But Mr Inglefield says many patients endure a two year wait just to have an initial mental health consultation at a GIC, before being referred and in some cases having to wait another year for hormone therapy.
Mr Inglefield, and other private trans clinics, are bound by the Standards of Care by the World Professional Association for Transgender Health (WPATH), which state a patient needs a referral from a psychologist trained in trans issues before hormones can be dispensed.
But he says: “Even privately, away from the NHS and GICs, there can be long waits.
“You’ll have to find a psychologist, then wait around three months for an appointment, and a further wait then for hormone therapy.
“It’s a long and convoluted process which needs to be streamlined.
“Once a patient begins hormone therapy, it could then be another six months to a year before any changes become apparent.
“But just having the hormones in place makes a patient feel like they’re on the road to where they need to be and it eases some of the anxieties.”
There are just eight GICs in England - two centres in London, as well as Sheffield, Leeds, Newcastle, Daventry, Nottingham and Exeter.
Just two of those clinics assess children.
Hormone therapy for adults means taking the hormones of your preferred gender.
The NHS says a trans man - female to male - will take masculinising testosterone, while a trans woman will take oestrogen.
And Mr Inglefield is not alone in calling for change. Earlier this month experts from McGill University, Canada, also called for the mental assessments to be dropped for both adults and teens.
Bioethicist Florence Ashley wrote in the Journal of Medical Ethics: “The fundamental ethos is that people know what they want regarding their body.
“Whether they want hormones or whether they want to be pregnant and keep a child to term — they should have the power to bring about the desired situation.”
However, the trans community appears divided on the subject.
Journalist and author David Thomas found ‘comfort and support’ from speaking with psychological experts - and says the assessment is ‘necessary, especially for young people.’
He adds: “I can easily imagine kids ascribing feelings to being transgender that might actually be due to being gay, or just going through a developmental phase.
“Of course, for actual trans kids it's not a phase and they won't get over it ... but you need to make damn sure before you start prescribing life-changing treatments.
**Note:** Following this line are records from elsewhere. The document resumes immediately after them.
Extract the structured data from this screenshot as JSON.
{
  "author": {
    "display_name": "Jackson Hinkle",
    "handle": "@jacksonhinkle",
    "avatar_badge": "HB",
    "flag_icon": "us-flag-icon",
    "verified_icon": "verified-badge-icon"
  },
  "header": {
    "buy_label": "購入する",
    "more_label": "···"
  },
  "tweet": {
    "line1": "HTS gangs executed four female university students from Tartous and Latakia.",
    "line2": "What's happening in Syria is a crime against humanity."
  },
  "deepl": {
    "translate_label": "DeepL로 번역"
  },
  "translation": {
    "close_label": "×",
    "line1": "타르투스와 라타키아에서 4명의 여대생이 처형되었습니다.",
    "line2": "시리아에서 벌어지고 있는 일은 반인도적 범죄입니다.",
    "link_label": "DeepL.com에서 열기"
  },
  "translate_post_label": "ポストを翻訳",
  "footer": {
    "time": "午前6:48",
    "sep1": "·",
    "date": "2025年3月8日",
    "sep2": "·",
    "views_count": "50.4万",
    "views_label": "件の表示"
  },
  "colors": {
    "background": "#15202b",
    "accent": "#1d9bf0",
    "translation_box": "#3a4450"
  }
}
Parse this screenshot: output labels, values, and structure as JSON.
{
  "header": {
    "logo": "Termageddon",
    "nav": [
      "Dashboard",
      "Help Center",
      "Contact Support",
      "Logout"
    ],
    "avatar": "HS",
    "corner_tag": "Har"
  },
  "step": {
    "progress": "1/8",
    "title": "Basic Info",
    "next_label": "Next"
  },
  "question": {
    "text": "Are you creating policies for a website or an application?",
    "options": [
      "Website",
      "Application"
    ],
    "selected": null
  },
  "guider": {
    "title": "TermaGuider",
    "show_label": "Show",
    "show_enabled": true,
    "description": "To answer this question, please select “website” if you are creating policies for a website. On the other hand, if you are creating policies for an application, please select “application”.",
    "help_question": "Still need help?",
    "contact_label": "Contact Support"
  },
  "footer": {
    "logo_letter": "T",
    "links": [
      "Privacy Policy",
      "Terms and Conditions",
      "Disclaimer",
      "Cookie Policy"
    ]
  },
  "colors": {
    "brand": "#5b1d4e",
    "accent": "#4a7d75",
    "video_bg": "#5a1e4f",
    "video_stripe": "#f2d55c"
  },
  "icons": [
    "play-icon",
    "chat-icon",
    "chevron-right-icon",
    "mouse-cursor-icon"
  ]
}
“I'm also very wary about making any definitive decisions too soon, because even if a teenager is transgender, full gender transition may very well not be the only appropriate course of action.
“He or she may actually be OK at a different point on the spectrum, living with a gender-queer, androgynous presentation and they may not settle on the way of life that works best for them until they are fully adult themselves.
“Plus, I have to say that speaking personally, it has been a huge comfort and support to me to have had the chance to speak to lots of people who are experts in the field and receive the reassurance that I am what I think I am.
“That knowledge that I have been properly assessed gives me great strength when faced with sceptical transphobic bigots who act as though we're all sick, or delusional or just faking it.”
“When I say I approve of assessment, I do so on the condition that kids - and adults too - are believed, supported, taken seriously, respected and empowered by the system that is assessing them.
“I am not seeking to prevent anyone from transitioning who wants to do so. I certainly don't want to make the lives of trans children and teenagers any harder - I was one, after all!
“I just want to make sure that they are given every resource to find the right path for themselves .. and that includes a full understanding that transition may not be the best thing for every trans person.”
Shock figures reveal 40 per cent of transgender people have attempted to take their own lives at some point, according to a study by the National Centre for Transgender Equality.